NEW YORK — Jeffrey A. Sosman, MD, offered updates in the treatment of BRAF V600–mutant melanoma in light of greater use of immunotherapy at HemOnc Today Melanoma and Cutaneous Malignancies.
The MAP kinase pathway is activated in more than 90% of melanomas, according to Sosman, who is co-director of the translational research program and director of the melanoma program at Robert H. Lurie Comprehensive Cancer Center of Northwestern University.
Sosman also discussed options for NRAS–mutated melanoma and the role of MEK inhibition.
“MAP kinase needs to be there as any part of therapy, and immune therapy is certainly a component,” he said. “There are some other ways besides CDK4/6 inhibition that are quite interesting and, quite honestly, if immune therapy hadn’t overwhelmed the field, I think there would be a lot of work and trials looking at these as an alternate.”
Sosman JA, et al. Current status of MAP kinase targeting for BRAF–mutated melanoma.

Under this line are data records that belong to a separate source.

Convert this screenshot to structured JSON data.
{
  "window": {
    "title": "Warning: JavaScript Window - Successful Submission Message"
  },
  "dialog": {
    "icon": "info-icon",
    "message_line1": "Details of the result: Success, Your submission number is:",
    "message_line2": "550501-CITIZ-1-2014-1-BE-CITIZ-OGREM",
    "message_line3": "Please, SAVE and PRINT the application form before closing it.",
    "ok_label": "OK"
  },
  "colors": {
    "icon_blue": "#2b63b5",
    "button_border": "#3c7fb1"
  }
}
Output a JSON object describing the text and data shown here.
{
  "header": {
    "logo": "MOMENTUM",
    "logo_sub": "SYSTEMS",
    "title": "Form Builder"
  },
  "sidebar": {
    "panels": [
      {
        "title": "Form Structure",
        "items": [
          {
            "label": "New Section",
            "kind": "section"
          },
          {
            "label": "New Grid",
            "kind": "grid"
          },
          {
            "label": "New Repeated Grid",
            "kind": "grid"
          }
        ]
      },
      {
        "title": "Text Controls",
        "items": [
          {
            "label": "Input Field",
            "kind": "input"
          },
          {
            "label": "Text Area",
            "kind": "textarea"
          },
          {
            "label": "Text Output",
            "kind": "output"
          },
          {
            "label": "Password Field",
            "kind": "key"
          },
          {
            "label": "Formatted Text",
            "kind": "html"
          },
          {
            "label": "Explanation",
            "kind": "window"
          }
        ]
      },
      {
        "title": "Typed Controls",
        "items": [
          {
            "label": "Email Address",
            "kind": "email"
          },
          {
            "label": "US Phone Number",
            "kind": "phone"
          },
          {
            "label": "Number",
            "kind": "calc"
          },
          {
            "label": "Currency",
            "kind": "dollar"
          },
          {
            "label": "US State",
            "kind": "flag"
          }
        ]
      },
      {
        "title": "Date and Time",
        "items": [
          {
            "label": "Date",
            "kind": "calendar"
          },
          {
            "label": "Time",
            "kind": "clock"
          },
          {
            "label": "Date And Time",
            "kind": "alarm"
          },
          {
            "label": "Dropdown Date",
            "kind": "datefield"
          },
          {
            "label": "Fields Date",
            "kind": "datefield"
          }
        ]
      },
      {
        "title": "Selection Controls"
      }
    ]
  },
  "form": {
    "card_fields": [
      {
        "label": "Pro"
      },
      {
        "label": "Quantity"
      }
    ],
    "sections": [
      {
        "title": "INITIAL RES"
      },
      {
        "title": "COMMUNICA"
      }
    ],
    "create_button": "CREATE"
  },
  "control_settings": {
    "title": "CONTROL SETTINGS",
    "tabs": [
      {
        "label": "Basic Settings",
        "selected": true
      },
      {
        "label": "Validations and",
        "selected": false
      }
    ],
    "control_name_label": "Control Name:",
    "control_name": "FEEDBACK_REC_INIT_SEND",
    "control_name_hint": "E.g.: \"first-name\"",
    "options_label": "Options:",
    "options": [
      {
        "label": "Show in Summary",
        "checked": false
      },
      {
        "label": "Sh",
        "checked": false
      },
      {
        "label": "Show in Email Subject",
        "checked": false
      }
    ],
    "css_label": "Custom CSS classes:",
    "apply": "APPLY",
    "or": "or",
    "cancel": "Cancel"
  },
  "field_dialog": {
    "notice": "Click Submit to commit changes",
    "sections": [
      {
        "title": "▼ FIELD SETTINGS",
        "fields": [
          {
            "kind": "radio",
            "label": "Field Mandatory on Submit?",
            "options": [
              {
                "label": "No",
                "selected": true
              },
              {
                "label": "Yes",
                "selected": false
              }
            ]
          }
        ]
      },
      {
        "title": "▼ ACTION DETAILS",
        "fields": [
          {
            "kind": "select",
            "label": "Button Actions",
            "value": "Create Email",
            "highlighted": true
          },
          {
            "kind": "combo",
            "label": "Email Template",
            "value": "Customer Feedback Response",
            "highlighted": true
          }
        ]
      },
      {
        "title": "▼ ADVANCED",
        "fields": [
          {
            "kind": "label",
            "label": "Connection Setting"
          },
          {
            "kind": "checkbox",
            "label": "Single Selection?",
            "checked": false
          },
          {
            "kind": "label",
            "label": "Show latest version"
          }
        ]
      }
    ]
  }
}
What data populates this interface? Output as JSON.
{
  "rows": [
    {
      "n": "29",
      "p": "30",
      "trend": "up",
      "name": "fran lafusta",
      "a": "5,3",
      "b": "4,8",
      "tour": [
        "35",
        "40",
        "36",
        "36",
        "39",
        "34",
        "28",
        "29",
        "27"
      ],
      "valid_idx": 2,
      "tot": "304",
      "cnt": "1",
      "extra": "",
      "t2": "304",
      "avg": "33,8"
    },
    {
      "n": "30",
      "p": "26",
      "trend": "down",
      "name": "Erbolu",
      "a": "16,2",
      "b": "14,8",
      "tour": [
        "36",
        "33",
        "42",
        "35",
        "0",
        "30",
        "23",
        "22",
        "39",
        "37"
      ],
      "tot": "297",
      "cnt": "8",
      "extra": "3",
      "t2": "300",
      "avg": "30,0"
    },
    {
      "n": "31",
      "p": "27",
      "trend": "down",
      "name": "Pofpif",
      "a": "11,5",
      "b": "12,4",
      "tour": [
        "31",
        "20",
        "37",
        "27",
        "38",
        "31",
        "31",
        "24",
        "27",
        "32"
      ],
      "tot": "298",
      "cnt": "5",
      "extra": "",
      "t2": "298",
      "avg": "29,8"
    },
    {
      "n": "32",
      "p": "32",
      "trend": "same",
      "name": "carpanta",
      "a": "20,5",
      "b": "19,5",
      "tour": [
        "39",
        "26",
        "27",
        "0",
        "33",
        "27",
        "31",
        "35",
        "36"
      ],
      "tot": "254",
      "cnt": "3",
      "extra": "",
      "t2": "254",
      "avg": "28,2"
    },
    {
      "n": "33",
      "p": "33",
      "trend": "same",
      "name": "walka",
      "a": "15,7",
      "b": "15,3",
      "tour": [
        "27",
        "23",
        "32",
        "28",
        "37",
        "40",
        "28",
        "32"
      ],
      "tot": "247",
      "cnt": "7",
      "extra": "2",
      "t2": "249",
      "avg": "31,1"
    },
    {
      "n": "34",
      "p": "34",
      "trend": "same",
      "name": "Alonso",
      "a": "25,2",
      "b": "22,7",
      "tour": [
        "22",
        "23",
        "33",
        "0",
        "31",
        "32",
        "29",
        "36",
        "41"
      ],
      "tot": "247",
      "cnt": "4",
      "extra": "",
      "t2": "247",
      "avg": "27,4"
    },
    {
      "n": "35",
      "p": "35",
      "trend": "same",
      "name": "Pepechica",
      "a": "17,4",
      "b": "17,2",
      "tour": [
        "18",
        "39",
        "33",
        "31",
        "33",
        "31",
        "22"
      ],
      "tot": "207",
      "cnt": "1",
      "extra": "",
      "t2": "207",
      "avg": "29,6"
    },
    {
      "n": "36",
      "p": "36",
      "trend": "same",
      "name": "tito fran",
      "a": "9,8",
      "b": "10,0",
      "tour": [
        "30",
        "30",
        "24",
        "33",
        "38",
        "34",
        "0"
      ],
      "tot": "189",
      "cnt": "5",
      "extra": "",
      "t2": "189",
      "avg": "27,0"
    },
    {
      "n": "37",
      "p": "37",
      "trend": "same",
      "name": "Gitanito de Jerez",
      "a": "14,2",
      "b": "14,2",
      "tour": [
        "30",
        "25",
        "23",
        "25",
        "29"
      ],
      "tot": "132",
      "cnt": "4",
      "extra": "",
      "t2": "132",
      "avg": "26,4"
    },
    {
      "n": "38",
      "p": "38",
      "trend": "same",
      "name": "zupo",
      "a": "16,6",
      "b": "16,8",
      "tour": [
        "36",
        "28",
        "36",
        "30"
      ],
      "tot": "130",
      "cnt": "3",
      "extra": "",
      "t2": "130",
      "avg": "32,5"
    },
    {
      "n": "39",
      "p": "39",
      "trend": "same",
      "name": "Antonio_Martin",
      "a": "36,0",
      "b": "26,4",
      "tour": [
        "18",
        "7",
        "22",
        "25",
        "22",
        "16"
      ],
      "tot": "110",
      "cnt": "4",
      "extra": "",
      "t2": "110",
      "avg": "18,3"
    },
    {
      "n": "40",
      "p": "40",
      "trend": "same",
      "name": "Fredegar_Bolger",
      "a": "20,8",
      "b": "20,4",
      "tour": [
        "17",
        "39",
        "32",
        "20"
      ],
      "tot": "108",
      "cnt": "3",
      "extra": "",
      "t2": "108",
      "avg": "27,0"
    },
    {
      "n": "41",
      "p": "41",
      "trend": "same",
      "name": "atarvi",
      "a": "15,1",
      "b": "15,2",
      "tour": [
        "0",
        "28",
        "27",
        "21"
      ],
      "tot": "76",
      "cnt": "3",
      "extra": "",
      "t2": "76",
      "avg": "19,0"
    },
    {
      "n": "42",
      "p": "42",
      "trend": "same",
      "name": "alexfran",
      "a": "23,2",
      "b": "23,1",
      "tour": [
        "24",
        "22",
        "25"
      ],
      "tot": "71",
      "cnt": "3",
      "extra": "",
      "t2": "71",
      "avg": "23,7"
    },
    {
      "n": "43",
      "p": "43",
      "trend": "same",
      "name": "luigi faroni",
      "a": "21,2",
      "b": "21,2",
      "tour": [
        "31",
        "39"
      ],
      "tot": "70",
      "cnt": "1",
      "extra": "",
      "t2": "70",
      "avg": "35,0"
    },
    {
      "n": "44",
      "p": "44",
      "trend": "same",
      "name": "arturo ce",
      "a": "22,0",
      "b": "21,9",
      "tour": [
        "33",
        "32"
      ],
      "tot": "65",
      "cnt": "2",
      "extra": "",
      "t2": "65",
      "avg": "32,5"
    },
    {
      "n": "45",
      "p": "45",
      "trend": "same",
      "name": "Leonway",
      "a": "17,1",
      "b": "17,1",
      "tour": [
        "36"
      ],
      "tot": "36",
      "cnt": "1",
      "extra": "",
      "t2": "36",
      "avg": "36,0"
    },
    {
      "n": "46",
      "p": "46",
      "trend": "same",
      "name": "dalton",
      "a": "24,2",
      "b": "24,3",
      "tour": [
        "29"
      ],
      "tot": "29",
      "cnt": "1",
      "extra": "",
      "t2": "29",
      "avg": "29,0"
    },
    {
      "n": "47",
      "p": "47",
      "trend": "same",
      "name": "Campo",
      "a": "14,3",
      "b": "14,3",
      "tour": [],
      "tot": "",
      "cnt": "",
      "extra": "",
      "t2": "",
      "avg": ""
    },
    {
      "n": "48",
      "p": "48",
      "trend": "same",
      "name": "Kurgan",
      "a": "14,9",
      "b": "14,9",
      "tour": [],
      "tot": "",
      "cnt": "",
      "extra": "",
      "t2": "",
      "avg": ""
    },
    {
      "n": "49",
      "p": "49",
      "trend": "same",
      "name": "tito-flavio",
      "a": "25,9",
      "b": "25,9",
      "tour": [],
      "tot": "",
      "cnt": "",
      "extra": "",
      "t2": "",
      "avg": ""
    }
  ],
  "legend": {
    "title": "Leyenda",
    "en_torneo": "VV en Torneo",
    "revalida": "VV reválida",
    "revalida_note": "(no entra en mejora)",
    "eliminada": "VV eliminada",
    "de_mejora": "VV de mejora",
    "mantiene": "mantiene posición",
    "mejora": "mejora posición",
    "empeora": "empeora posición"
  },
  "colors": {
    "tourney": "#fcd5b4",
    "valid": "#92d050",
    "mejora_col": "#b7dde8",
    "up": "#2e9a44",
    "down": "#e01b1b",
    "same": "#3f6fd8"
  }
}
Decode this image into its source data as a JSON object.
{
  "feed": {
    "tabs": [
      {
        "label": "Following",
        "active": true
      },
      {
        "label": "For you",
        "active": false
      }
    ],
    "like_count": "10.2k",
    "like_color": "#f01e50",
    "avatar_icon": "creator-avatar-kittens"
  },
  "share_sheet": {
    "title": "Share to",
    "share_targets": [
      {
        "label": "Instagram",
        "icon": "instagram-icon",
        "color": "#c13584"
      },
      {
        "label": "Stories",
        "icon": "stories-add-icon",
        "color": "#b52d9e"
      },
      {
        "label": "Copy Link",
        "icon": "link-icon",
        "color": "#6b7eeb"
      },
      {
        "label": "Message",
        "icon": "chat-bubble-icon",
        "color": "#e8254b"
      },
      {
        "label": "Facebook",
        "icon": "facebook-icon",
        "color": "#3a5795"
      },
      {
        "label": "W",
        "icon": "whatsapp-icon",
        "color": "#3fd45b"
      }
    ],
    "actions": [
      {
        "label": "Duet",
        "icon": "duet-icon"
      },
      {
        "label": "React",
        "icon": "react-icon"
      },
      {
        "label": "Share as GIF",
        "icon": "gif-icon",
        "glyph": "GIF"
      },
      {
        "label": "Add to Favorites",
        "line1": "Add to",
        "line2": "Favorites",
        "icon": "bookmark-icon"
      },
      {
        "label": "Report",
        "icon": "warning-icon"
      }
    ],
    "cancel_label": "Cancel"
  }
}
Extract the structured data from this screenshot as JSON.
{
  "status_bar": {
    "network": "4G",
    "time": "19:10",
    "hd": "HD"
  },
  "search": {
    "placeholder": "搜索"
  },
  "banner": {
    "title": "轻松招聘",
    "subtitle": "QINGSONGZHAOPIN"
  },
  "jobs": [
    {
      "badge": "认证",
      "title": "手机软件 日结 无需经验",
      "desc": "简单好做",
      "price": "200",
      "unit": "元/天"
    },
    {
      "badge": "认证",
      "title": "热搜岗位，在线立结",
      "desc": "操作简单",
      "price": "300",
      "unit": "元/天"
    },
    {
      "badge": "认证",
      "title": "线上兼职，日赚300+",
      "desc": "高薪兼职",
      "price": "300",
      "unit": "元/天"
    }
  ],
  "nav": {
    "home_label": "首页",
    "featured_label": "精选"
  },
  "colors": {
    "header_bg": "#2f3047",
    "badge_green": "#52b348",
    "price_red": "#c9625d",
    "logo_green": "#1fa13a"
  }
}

Presented at: HemOnc Today Melanoma and Cutaneous Malignancies; March 24-25, 2017; New York.
Disclosure: Sosman reports consultant roles with Array, Bristol-Myers Squibb and Genentech.